• [Directions for this task]: Word for word, copy all of the entries.

• [Information]:
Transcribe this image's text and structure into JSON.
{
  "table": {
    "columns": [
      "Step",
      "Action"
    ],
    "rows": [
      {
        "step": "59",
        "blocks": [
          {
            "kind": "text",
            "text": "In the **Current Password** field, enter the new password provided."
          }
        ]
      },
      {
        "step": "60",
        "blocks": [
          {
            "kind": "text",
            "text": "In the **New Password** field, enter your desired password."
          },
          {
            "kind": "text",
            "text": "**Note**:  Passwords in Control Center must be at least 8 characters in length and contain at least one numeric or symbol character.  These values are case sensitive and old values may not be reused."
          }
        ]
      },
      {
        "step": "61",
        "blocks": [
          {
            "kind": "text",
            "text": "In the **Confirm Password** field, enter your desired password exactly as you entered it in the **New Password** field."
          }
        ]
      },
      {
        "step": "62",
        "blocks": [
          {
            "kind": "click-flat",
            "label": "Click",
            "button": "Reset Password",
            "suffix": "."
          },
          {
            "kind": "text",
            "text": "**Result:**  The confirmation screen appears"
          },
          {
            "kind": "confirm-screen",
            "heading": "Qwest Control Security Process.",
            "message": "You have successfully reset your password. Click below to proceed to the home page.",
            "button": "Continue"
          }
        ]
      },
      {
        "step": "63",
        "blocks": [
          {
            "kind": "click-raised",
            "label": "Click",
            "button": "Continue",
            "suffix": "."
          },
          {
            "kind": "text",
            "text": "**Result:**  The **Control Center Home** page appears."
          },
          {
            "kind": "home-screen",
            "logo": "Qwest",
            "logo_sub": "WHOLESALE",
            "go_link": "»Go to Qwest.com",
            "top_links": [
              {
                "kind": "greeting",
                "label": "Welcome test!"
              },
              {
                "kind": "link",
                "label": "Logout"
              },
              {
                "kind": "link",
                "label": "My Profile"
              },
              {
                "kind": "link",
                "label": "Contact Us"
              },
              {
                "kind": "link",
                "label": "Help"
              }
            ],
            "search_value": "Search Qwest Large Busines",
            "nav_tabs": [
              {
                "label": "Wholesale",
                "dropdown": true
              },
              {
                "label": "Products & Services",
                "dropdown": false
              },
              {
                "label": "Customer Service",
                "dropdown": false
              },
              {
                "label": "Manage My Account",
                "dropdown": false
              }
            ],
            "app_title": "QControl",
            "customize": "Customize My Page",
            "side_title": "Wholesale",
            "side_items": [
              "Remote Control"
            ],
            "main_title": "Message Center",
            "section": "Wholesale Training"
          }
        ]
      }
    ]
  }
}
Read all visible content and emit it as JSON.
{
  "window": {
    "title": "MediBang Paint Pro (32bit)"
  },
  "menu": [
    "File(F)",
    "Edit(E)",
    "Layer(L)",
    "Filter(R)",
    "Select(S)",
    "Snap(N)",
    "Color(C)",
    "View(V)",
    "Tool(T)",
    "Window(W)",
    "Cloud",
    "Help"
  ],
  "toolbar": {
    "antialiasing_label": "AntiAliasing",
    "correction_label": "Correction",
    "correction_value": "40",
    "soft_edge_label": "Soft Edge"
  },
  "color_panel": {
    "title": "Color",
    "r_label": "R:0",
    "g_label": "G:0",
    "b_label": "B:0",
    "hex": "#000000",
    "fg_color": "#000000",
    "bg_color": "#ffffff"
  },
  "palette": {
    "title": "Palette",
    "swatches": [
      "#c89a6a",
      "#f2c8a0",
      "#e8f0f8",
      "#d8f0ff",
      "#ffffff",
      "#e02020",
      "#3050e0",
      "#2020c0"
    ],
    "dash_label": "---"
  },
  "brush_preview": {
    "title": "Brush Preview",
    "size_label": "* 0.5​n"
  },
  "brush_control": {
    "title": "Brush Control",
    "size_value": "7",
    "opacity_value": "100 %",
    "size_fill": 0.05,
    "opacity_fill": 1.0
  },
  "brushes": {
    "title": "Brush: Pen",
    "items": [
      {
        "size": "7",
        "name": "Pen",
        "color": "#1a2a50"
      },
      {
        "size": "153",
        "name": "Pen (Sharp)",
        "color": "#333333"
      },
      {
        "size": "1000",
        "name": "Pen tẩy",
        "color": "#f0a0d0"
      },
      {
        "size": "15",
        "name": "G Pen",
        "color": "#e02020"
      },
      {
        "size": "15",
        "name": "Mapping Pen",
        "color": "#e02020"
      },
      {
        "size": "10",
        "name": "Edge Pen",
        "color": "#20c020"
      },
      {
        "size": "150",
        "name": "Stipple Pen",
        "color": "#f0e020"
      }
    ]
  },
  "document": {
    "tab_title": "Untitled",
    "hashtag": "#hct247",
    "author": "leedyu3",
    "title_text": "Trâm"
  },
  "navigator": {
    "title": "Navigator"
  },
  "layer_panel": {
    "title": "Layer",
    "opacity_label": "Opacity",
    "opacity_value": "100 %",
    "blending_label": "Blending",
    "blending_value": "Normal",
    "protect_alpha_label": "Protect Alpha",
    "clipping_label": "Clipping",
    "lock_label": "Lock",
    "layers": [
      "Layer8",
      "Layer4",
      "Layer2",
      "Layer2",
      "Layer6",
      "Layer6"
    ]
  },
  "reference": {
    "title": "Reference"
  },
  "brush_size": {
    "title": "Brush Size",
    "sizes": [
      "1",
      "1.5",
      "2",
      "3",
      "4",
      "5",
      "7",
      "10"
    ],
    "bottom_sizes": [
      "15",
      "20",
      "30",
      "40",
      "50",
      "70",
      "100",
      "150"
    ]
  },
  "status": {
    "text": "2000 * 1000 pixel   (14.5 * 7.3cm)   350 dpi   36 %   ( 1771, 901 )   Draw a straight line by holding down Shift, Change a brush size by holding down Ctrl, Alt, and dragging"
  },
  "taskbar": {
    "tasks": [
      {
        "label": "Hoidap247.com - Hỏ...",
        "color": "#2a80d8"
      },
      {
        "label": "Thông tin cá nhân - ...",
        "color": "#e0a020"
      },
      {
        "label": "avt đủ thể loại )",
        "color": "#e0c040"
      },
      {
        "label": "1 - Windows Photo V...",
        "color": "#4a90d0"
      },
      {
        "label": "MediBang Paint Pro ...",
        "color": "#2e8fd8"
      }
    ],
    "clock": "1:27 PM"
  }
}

• [Answer to this task]:
Transcribe this image's text and structure into JSON.
{
  "table": {
    "columns": [
      "Step",
      "Action"
    ],
    "rows": [
      {
        "step": "59",
        "blocks": [
          {
            "kind": "text",
            "text": "In the **Current Password** field, enter the new password provided."
          }
        ]
      },
      {
        "step": "60",
        "blocks": [
          {
            "kind": "text",
            "text": "In the **New Password** field, enter your desired password."
          },
          {
            "kind": "text",
            "text": "**Note**:  Passwords in Control Center must be at least 8 characters in length and contain at least one numeric or symbol character.  These values are case sensitive and old values may not be reused."
          }
        ]
      },
      {
        "step": "61",
        "blocks": [
          {
            "kind": "text",
            "text": "In the **Confirm Password** field, enter your desired password exactly as you entered it in the **New Password** field."
          }
        ]
      },
      {
        "step": "62",
        "blocks": [
          {
            "kind": "click-flat",
            "label": "Click",
            "button": "Reset Password",
            "suffix": "."
          },
          {
            "kind": "text",
            "text": "**Result:**  The confirmation screen appears"
          },
          {
            "kind": "confirm-screen",
            "heading": "Qwest Control Security Process.",
            "message": "You have successfully reset your password. Click below to proceed to the home page.",
            "button": "Continue"
          }
        ]
      },
      {
        "step": "63",
        "blocks": [
          {
            "kind": "click-raised",
            "label": "Click",
            "button": "Continue",
            "suffix": "."
          },
          {
            "kind": "text",
            "text": "**Result:**  The **Control Center Home** page appears."
          },
          {
            "kind": "home-screen",
            "logo": "Qwest",
            "logo_sub": "WHOLESALE",
            "go_link": "»Go to Qwest.com",
            "top_links": [
              {
                "kind": "greeting",
                "label": "Welcome test!"
              },
              {
                "kind": "link",
                "label": "Logout"
              },
              {
                "kind": "link",
                "label": "My Profile"
              },
              {
                "kind": "link",
                "label": "Contact Us"
              },
              {
                "kind": "link",
                "label": "Help"
              }
            ],
            "search_value": "Search Qwest Large Busines",
            "nav_tabs": [
              {
                "label": "Wholesale",
                "dropdown": true
              },
              {
                "label": "Products & Services",
                "dropdown": false
              },
              {
                "label": "Customer Service",
                "dropdown": false
              },
              {
                "label": "Manage My Account",
                "dropdown": false
              }
            ],
            "app_title": "QControl",
            "customize": "Customize My Page",
            "side_title": "Wholesale",
            "side_items": [
              "Remote Control"
            ],
            "main_title": "Message Center",
            "section": "Wholesale Training"
          }
        ]
      }
    ]
  }
}
Read all visible content and emit it as JSON.
{
  "window": {
    "title": "MediBang Paint Pro (32bit)"
  },
  "menu": [
    "File(F)",
    "Edit(E)",
    "Layer(L)",
    "Filter(R)",
    "Select(S)",
    "Snap(N)",
    "Color(C)",
    "View(V)",
    "Tool(T)",
    "Window(W)",
    "Cloud",
    "Help"
  ],
  "toolbar": {
    "antialiasing_label": "AntiAliasing",
    "correction_label": "Correction",
    "correction_value": "40",
    "soft_edge_label": "Soft Edge"
  },
  "color_panel": {
    "title": "Color",
    "r_label": "R:0",
    "g_label": "G:0",
    "b_label": "B:0",
    "hex": "#000000",
    "fg_color": "#000000",
    "bg_color": "#ffffff"
  },
  "palette": {
    "title": "Palette",
    "swatches": [
      "#c89a6a",
      "#f2c8a0",
      "#e8f0f8",
      "#d8f0ff",
      "#ffffff",
      "#e02020",
      "#3050e0",
      "#2020c0"
    ],
    "dash_label": "---"
  },
  "brush_preview": {
    "title": "Brush Preview",
    "size_label": "* 0.5​n"
  },
  "brush_control": {
    "title": "Brush Control",
    "size_value": "7",
    "opacity_value": "100 %",
    "size_fill": 0.05,
    "opacity_fill": 1.0
  },
  "brushes": {
    "title": "Brush: Pen",
    "items": [
      {
        "size": "7",
        "name": "Pen",
        "color": "#1a2a50"
      },
      {
        "size": "153",
        "name": "Pen (Sharp)",
        "color": "#333333"
      },
      {
        "size": "1000",
        "name": "Pen tẩy",
        "color": "#f0a0d0"
      },
      {
        "size": "15",
        "name": "G Pen",
        "color": "#e02020"
      },
      {
        "size": "15",
        "name": "Mapping Pen",
        "color": "#e02020"
      },
      {
        "size": "10",
        "name": "Edge Pen",
        "color": "#20c020"
      },
      {
        "size": "150",
        "name": "Stipple Pen",
        "color": "#f0e020"
      }
    ]
  },
  "document": {
    "tab_title": "Untitled",
    "hashtag": "#hct247",
    "author": "leedyu3",
    "title_text": "Trâm"
  },
  "navigator": {
    "title": "Navigator"
  },
  "layer_panel": {
    "title": "Layer",
    "opacity_label": "Opacity",
    "opacity_value": "100 %",
    "blending_label": "Blending",
    "blending_value": "Normal",
    "protect_alpha_label": "Protect Alpha",
    "clipping_label": "Clipping",
    "lock_label": "Lock",
    "layers": [
      "Layer8",
      "Layer4",
      "Layer2",
      "Layer2",
      "Layer6",
      "Layer6"
    ]
  },
  "reference": {
    "title": "Reference"
  },
  "brush_size": {
    "title": "Brush Size",
    "sizes": [
      "1",
      "1.5",
      "2",
      "3",
      "4",
      "5",
      "7",
      "10"
    ],
    "bottom_sizes": [
      "15",
      "20",
      "30",
      "40",
      "50",
      "70",
      "100",
      "150"
    ]
  },
  "status": {
    "text": "2000 * 1000 pixel   (14.5 * 7.3cm)   350 dpi   36 %   ( 1771, 901 )   Draw a straight line by holding down Shift, Change a brush size by holding down Ctrl, Alt, and dragging"
  },
  "taskbar": {
    "tasks": [
      {
        "label": "Hoidap247.com - Hỏ...",
        "color": "#2a80d8"
      },
      {
        "label": "Thông tin cá nhân - ...",
        "color": "#e0a020"
      },
      {
        "label": "avt đủ thể loại )",
        "color": "#e0c040"
      },
      {
        "label": "1 - Windows Photo V...",
        "color": "#4a90d0"
      },
      {
        "label": "MediBang Paint Pro ...",
        "color": "#2e8fd8"
      }
    ],
    "clock": "1:27 PM"
  }
}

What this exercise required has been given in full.